Local farmers are also the ones benefiting from the layers’ manure. Rose Acre sells it in bulk to a local co-operative, which resells it to farmers as part as a commercial fertilizer program. “We know where our manure goes. Most of it goes to local farmers who sell us their grain,” Kaldenberg said.
In these times of high fertilizer prices, demand is strong for chicken manure. Kaldenberg says he has a waiting list for his. “It’s a very good product,” Vinchattle adds. “You got some organic matter in there, and it increases soil tilth.”
While feed and manure are taken care of in a 50-mile radius, eggs do travel a little more. Rose Acre sells all over the U.S. and exports as far as Hong Kong.
Producing millions of eggs weekly at one location does provide for some economies of scale. But now, with corn prices reaching beyond $7 US per bushel, tight management is even more critical.
“There is no price support for egg production,” Vinchattle says. “It’s the marketplace that tells our farmers what they are getting for a dozen. Then it’s up to them to produce efficiently enough so they can make a profit on that.”
“Everything else has gone up, but the price of eggs is no different now than 15 years ago,” says Kaldenberg. “For $1, consumers still get 12 healthy eggs containing 13 vitamins, protein and minerals.”
In next month’s issue, André Dumont will tell us how Andrew Kaldenberg handles biosecurity and activists infiltrating his farm, and Kevin Vinchattle will offer his take on last year’s salmonella egg recall from another Iowa farm.
|Iowa, an Egg Giant|
With only a few more than 80 egg producers, Iowa is by far the most important egg-producing state in the United States. Its 57 million layers produce about 14.25 billion eggs per year (2008 USDA data). That’s more than double size of the Canadian flock and twice as many layers as Ohio, the second largest U.S. egg-producing state. The other egg superpowers in are Indiana, Pennsylvania and California.
“If Iowa were a country, we’d probably rank 10th or 11th in the world,” Rose Acre complex manager and Iowa Poultry Association president Andrew Kaldenberg says.
In order to produce 15.4 per cent of the country’s eggs, Iowa egg farmers purchase about 57 million bushels of corn and 28.5 million bushels of soybean per year. Most of the feed comes from Iowa’s 23 million acres of cropland or from neighbouring states.

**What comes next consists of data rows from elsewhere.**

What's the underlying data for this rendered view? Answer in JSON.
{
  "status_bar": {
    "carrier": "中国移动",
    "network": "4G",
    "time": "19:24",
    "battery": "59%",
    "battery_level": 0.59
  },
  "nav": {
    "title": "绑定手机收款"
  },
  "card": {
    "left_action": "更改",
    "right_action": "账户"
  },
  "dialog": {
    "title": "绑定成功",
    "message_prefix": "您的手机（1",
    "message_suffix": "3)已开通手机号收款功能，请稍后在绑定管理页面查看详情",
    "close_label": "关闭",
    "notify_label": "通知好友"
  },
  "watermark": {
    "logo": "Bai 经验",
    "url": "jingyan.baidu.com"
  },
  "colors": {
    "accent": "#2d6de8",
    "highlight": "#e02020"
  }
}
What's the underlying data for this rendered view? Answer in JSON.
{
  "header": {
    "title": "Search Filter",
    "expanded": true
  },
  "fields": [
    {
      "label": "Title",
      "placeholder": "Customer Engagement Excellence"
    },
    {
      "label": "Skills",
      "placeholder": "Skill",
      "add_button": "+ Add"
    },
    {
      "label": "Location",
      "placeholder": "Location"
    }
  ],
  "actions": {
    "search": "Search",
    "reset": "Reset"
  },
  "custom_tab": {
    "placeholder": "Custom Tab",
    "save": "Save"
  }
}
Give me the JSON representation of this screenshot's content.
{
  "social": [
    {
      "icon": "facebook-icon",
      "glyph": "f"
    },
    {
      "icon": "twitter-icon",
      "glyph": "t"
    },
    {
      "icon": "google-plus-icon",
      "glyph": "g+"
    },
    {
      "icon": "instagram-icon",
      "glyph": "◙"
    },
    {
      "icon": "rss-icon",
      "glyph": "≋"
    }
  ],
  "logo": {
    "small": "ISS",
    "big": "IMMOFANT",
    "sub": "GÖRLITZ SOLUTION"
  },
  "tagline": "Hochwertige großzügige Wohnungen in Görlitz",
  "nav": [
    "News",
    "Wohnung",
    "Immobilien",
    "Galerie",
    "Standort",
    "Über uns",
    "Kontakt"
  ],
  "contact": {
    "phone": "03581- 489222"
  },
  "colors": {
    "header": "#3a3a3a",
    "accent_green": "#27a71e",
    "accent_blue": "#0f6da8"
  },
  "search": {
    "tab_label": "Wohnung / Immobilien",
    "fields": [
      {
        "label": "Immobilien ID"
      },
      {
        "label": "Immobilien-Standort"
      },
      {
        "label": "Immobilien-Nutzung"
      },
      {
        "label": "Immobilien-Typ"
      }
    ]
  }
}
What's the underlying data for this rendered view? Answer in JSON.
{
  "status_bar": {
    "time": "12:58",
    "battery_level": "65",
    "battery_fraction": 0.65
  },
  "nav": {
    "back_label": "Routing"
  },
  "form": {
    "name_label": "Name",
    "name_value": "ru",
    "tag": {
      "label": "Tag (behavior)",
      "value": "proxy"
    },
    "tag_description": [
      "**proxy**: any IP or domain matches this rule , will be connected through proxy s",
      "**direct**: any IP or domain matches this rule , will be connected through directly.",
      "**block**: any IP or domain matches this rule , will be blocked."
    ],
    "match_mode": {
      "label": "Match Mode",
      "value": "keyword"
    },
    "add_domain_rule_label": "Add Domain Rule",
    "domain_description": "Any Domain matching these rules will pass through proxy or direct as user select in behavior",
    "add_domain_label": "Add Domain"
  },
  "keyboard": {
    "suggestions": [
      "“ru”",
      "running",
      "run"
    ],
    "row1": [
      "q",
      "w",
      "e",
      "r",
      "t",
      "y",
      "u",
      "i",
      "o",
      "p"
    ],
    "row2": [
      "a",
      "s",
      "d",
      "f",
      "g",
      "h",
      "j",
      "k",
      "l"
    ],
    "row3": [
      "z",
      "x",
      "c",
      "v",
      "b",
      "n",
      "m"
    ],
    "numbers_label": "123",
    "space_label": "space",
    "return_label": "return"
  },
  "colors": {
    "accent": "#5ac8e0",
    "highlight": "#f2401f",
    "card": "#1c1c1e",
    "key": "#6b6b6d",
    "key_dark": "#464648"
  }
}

There are close to 3,000 hatchery, production and processing workers in the egg industry in Iowa.